ThyssenKrupp Marine Systems (TKMS), is close to winning a contract for two corvettes in Egypt a deal in which France’s Naval Group was also a contender.
Negotiations between Egypt and Germany-based ThyssenKrupp Marine Systems are close to completion for a purchase of two MEKO A200 corvettes, French and Egyptian media reported.
Discussions are reportedly on about the equipment to be installed on the two Meko A200 corvettes and their financing, the reports said adding that if the TKMS deal is clinched, then the chance of selling two additional Gowind 2500 corvettes would considerably diminish.
France’s Naval Group has sold four Gowind 2500 ships to Egypt in 2014 and was in the race for two more. Incidentally, Cairo is expected to launch the first of three Gowind 2500 corvettes built locally by Alexandria Shipyard on Thursday.

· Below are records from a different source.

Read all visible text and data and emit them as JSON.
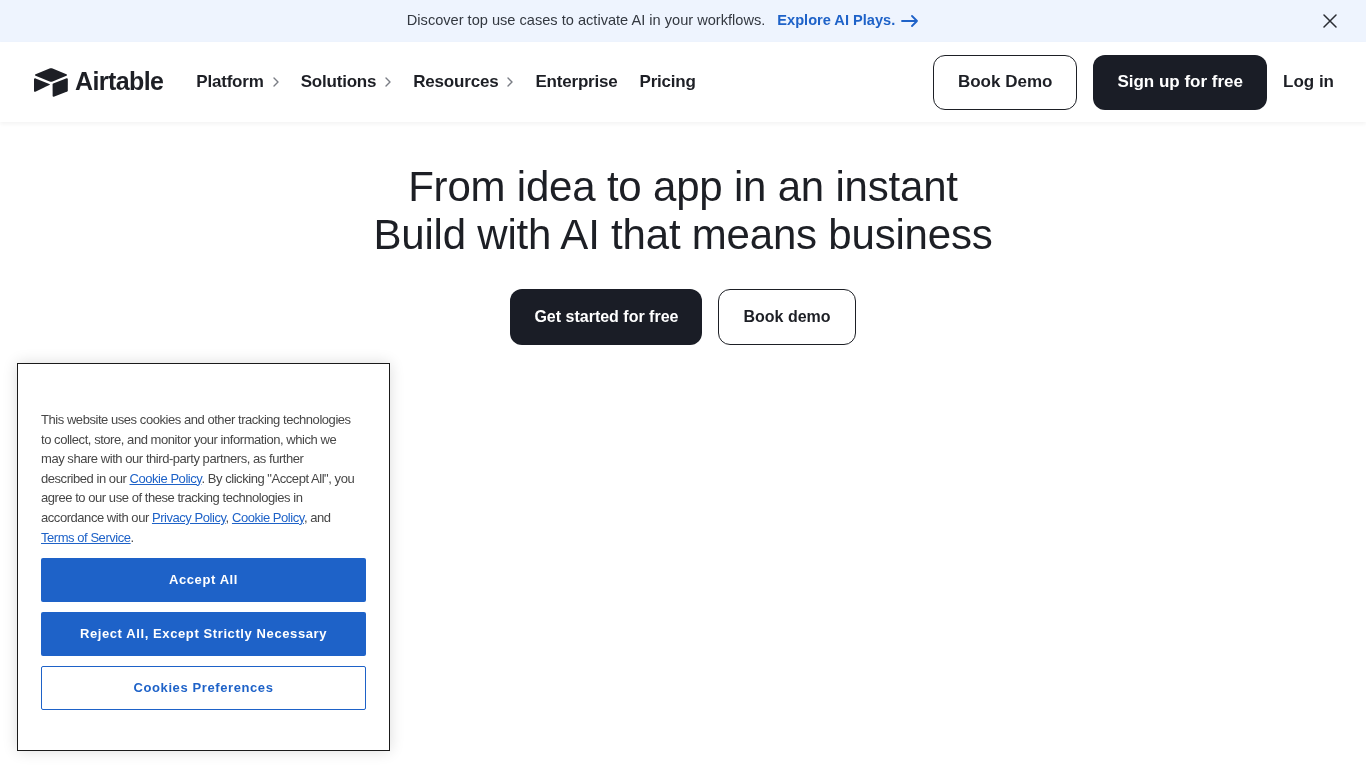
{
  "banner": {
    "message": "Discover top use cases to activate AI in your workflows.",
    "link": "Explore AI Plays."
  },
  "nav": {
    "logo": "Airtable",
    "items": [
      {
        "label": "Platform",
        "submenu": true
      },
      {
        "label": "Solutions",
        "submenu": true
      },
      {
        "label": "Resources",
        "submenu": true
      },
      {
        "label": "Enterprise",
        "submenu": false
      },
      {
        "label": "Pricing",
        "submenu": false
      }
    ],
    "actions": [
      {
        "label": "Book Demo",
        "kind": "outline"
      },
      {
        "label": "Sign up for free",
        "kind": "primary"
      },
      {
        "label": "Log in",
        "kind": "link"
      }
    ]
  },
  "hero": {
    "headline": [
      "From idea to app in an instant",
      "Build with AI that means business"
    ],
    "buttons": [
      {
        "label": "Get started for free",
        "kind": "primary"
      },
      {
        "label": "Book demo",
        "kind": "outline"
      }
    ]
  },
  "cookie_notice": {
    "message": [
      {
        "kind": "text",
        "text": "This website uses cookies and other tracking technologies to collect, store, and monitor your information, which we may share with our third-party partners, as further described in our "
      },
      {
        "kind": "link",
        "text": "Cookie Policy"
      },
      {
        "kind": "text",
        "text": ". By clicking \"Accept All\", you agree to our use of these tracking technologies in accordance with our "
      },
      {
        "kind": "link",
        "text": "Privacy Policy"
      },
      {
        "kind": "text",
        "text": ", "
      },
      {
        "kind": "link",
        "text": "Cookie Policy"
      },
      {
        "kind": "text",
        "text": ", and "
      },
      {
        "kind": "link",
        "text": "Terms of Service"
      },
      {
        "kind": "text",
        "text": "."
      }
    ],
    "buttons": [
      {
        "label": "Accept All",
        "kind": "primary"
      },
      {
        "label": "Reject All, Except Strictly Necessary",
        "kind": "primary"
      },
      {
        "label": "Cookies Preferences",
        "kind": "outline"
      }
    ]
  }
}
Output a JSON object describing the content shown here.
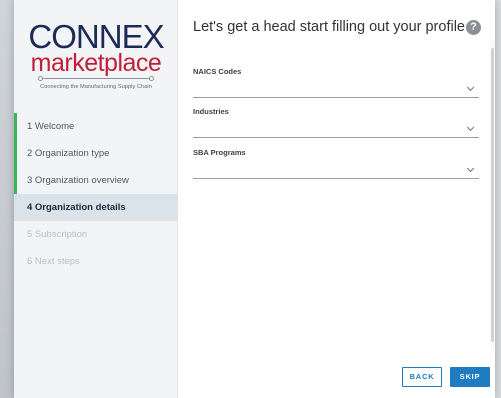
{
  "logo": {
    "brand": "CONNEX",
    "sub": "marketplace",
    "tagline": "Connecting the Manufacturing Supply Chain"
  },
  "steps": [
    {
      "label": "1  Welcome",
      "state": "done"
    },
    {
      "label": "2  Organization type",
      "state": "done"
    },
    {
      "label": "3  Organization overview",
      "state": "done"
    },
    {
      "label": "4  Organization details",
      "state": "active"
    },
    {
      "label": "5  Subscription",
      "state": "future"
    },
    {
      "label": "6  Next steps",
      "state": "future"
    }
  ],
  "main": {
    "title": "Let's get a head start filling out your profile",
    "help_icon": "?",
    "fields": [
      {
        "label": "NAICS Codes",
        "value": ""
      },
      {
        "label": "Industries",
        "value": ""
      },
      {
        "label": "SBA Programs",
        "value": ""
      }
    ]
  },
  "buttons": {
    "back": "BACK",
    "skip": "SKIP"
  },
  "colors": {
    "brand_navy": "#1b2a57",
    "brand_red": "#c21f3a",
    "step_done": "#3cb45a",
    "primary": "#1f7bc2"
  }
}
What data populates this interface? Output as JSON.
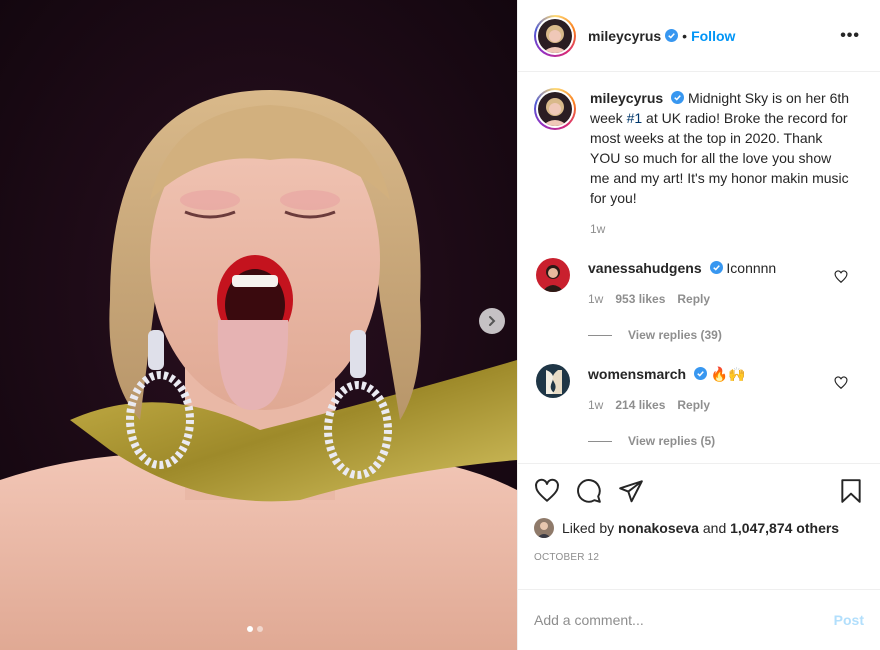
{
  "post": {
    "username": "mileycyrus",
    "follow_label": "Follow",
    "separator": "•",
    "more_label": "•••"
  },
  "caption": {
    "username": "mileycyrus",
    "text_before": "Midnight Sky is on her 6th week ",
    "hashtag": "#1",
    "text_after": " at UK radio! Broke the record for most weeks at the top in 2020. Thank YOU so much for all the love you show me and my art! It's my honor makin music for you!",
    "timestamp": "1w"
  },
  "comments": [
    {
      "username": "vanessahudgens",
      "text": "Iconnnn",
      "time": "1w",
      "likes": "953 likes",
      "reply_label": "Reply",
      "view_replies": "View replies (39)"
    },
    {
      "username": "womensmarch",
      "text": "🔥🙌",
      "time": "1w",
      "likes": "214 likes",
      "reply_label": "Reply",
      "view_replies": "View replies (5)"
    }
  ],
  "likes": {
    "prefix": "Liked by",
    "liker": "nonakoseva",
    "middle": "and",
    "count": "1,047,874 others"
  },
  "date": "OCTOBER 12",
  "add_comment": {
    "placeholder": "Add a comment...",
    "post_label": "Post"
  },
  "colors": {
    "accent": "#0095f6",
    "post_disabled": "#b2dffc",
    "verified": "#3897f0",
    "secondary_text": "#8e8e8e"
  },
  "carousel": {
    "current": 1,
    "total": 2
  }
}
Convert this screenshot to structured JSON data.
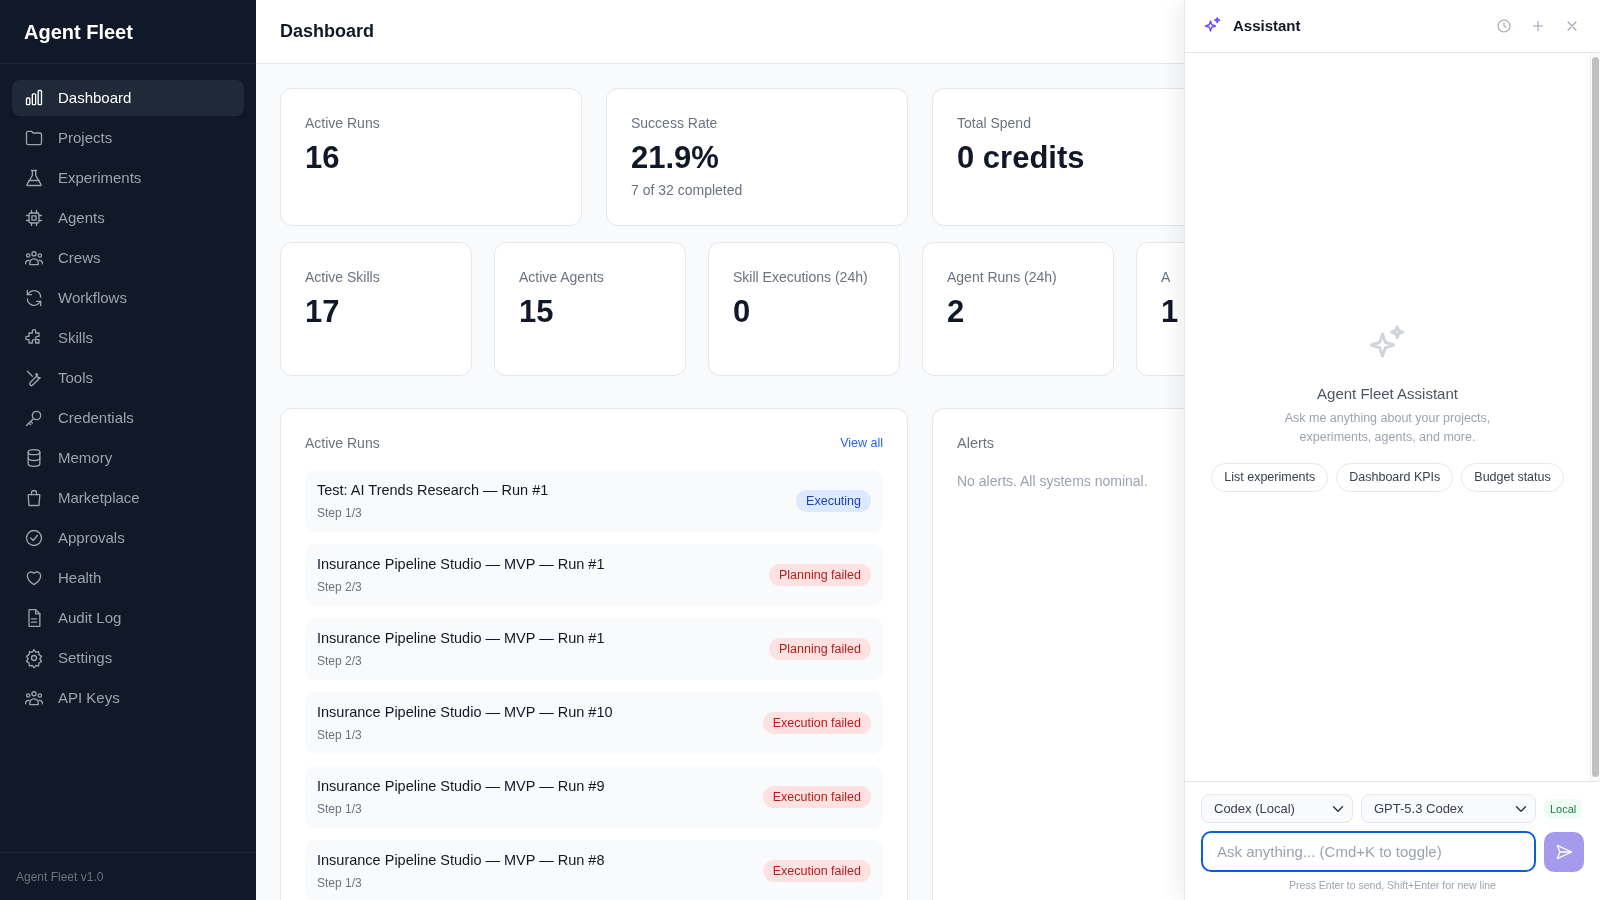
{
  "sidebar": {
    "brand": "Agent Fleet",
    "items": [
      {
        "label": "Dashboard",
        "selected": true
      },
      {
        "label": "Projects",
        "selected": false
      },
      {
        "label": "Experiments",
        "selected": false
      },
      {
        "label": "Agents",
        "selected": false
      },
      {
        "label": "Crews",
        "selected": false
      },
      {
        "label": "Workflows",
        "selected": false
      },
      {
        "label": "Skills",
        "selected": false
      },
      {
        "label": "Tools",
        "selected": false
      },
      {
        "label": "Credentials",
        "selected": false
      },
      {
        "label": "Memory",
        "selected": false
      },
      {
        "label": "Marketplace",
        "selected": false
      },
      {
        "label": "Approvals",
        "selected": false
      },
      {
        "label": "Health",
        "selected": false
      },
      {
        "label": "Audit Log",
        "selected": false
      },
      {
        "label": "Settings",
        "selected": false
      },
      {
        "label": "API Keys",
        "selected": false
      }
    ],
    "footer": "Agent Fleet v1.0"
  },
  "page_title": "Dashboard",
  "kpis": [
    {
      "label": "Active Runs",
      "value": "16"
    },
    {
      "label": "Success Rate",
      "value": "21.9%",
      "note": "7 of 32 completed"
    },
    {
      "label": "Total Spend",
      "value": "0 credits"
    }
  ],
  "stats": [
    {
      "label": "Active Skills",
      "value": "17"
    },
    {
      "label": "Active Agents",
      "value": "15"
    },
    {
      "label": "Skill Executions (24h)",
      "value": "0"
    },
    {
      "label": "Agent Runs (24h)",
      "value": "2"
    },
    {
      "label": "A",
      "value": "1"
    }
  ],
  "active_runs": {
    "title": "Active Runs",
    "link": "View all",
    "runs": [
      {
        "name": "Test: AI Trends Research — Run #1",
        "step": "Step 1/3",
        "status": "Executing",
        "kind": "info"
      },
      {
        "name": "Insurance Pipeline Studio — MVP — Run #1",
        "step": "Step 2/3",
        "status": "Planning failed",
        "kind": "danger"
      },
      {
        "name": "Insurance Pipeline Studio — MVP — Run #1",
        "step": "Step 2/3",
        "status": "Planning failed",
        "kind": "danger"
      },
      {
        "name": "Insurance Pipeline Studio — MVP — Run #10",
        "step": "Step 1/3",
        "status": "Execution failed",
        "kind": "danger"
      },
      {
        "name": "Insurance Pipeline Studio — MVP — Run #9",
        "step": "Step 1/3",
        "status": "Execution failed",
        "kind": "danger"
      },
      {
        "name": "Insurance Pipeline Studio — MVP — Run #8",
        "step": "Step 1/3",
        "status": "Execution failed",
        "kind": "danger"
      }
    ]
  },
  "alerts": {
    "title": "Alerts",
    "empty": "No alerts. All systems nominal."
  },
  "assistant": {
    "title": "Assistant",
    "welcome_title": "Agent Fleet Assistant",
    "welcome_text": "Ask me anything about your projects, experiments, agents, and more.",
    "suggestions": [
      "List experiments",
      "Dashboard KPIs",
      "Budget status"
    ],
    "provider": "Codex (Local)",
    "model": "GPT-5.3 Codex",
    "badge": "Local",
    "input": {
      "placeholder": "Ask anything... (Cmd+K to toggle)"
    },
    "send_disabled": true,
    "hint": "Press Enter to send, Shift+Enter for new line"
  }
}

French publication LATribune commented: The sale of the two Meko A200 (3,400 tons DWT) remains very intriguing. They are twice as expensive as the two Gowind 2500 (1 billion euros excluding armament, against 500 million for the two French corvettes). In addition, this project will bring no benefit for the Egyptian industry. The two German corvettes are to be built in Kiel at Germany.
According to TKMS information, the MEKO A-200 contains innovative propulsion, stealth and survivability design, robust sea keeping and helicopter operability. This frigate features the CODAG-WARP (water jet and refined propellers) propulsion system: two CPP propeller shafts driven by cross-connectable diesel engines plus a center-line, gas turbine-driven water jet, combining the power of each drive in the water with no need for a combining gearbox.
This arrangement allows for extremely quiet acoustic signatures, a high degree of propulsion redundancy, and damage survivability. In the diesel-only mode this propulsion arrangement is also an extremely economic solution, as a single engine can drive both shafts for speeds of up to 18 knots.